2592 UNITED STATES (California) - Lombard Street in San Francisco
Named after Lombard Street in Philadelphia by San Francisco surveyor Jasper O'Farrell, Lombard Street is an east-west street in San Francisco, that is famous for a steep, one-block section with eight hairpin turns, being considered the crookedest street in the world. Its west end is at Presidio Boulevard inside The Presidio; it then heads east through the Cow Hollow neighborhood. For twelve blocks is an arterial road, and continues through the Russian Hill neighborhood and to the Telegraph Hill neighborhood. At Telegraph Hill it turns south, becoming Telegraph Hill Boulevard to Pioneer Park and Coit Tower. Lombard Street starts again at Winthrop Street and ends at The Embarcadero as a collector road.

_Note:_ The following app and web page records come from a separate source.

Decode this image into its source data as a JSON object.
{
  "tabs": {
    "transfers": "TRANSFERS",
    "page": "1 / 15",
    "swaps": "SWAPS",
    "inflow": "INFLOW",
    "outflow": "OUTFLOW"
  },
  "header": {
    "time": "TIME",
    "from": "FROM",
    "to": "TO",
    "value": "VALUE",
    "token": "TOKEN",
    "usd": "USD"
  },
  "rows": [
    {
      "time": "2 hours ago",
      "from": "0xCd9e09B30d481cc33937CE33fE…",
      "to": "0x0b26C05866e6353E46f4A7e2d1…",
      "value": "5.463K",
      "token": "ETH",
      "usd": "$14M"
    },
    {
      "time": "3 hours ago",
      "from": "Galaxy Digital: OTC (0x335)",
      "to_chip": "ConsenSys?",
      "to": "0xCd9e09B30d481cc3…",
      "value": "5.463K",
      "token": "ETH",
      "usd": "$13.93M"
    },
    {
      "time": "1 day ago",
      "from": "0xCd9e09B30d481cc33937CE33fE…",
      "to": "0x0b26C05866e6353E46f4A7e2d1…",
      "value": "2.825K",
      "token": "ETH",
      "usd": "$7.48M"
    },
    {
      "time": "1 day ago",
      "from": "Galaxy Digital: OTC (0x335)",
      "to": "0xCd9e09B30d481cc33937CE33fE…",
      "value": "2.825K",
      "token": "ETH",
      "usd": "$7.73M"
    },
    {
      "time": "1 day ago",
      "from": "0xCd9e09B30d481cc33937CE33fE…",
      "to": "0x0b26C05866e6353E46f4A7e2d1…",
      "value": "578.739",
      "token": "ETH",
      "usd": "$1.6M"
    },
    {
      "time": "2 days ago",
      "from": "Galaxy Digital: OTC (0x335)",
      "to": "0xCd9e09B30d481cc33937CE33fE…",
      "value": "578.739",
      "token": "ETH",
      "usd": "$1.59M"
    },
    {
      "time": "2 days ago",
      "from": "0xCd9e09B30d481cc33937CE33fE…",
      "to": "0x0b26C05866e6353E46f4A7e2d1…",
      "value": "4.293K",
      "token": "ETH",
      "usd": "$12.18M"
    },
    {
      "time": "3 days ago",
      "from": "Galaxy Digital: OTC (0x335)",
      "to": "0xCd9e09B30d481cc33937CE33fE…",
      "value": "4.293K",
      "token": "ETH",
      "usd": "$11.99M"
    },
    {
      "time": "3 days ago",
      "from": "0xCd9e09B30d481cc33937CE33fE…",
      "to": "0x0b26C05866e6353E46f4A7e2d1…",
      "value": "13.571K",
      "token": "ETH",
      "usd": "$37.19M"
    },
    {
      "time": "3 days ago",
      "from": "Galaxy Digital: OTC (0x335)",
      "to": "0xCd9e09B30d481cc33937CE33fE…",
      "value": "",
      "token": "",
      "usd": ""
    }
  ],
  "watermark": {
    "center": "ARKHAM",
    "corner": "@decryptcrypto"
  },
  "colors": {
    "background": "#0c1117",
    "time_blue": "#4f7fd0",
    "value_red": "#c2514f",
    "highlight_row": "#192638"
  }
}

The design with the eight sharp turns was first suggested by property owner Carl Henry and built in 1922, to reduce the hill's natural 27% grade, which was too steep for most vehicles. It is also a hazard to pedestrians, who are accustomed to shallow inclines, up to 4.86° because of wheel chair navigability concerns. The crooked block is perhaps 180m long (125.7m straightline), is one-way (downhill) and is paved with red bricks. The sign at the top recommends 8 km/h. The Powell-Hyde cable car stops at the top of the block on Hyde Street.
About the stamps
The first stamp is part of a definitive series with butterflies, about which I wrote here. The last stamp is part of the series Harry Potter, about which I wrote here.
Lombard Street (San Francisco) - Wikipedia
Sent from Greenvale (New York / United States), on 21.01.2014
Photo: Ken Glaserr Jr.
Publicat de Danut Ivanescu la 6:43 PM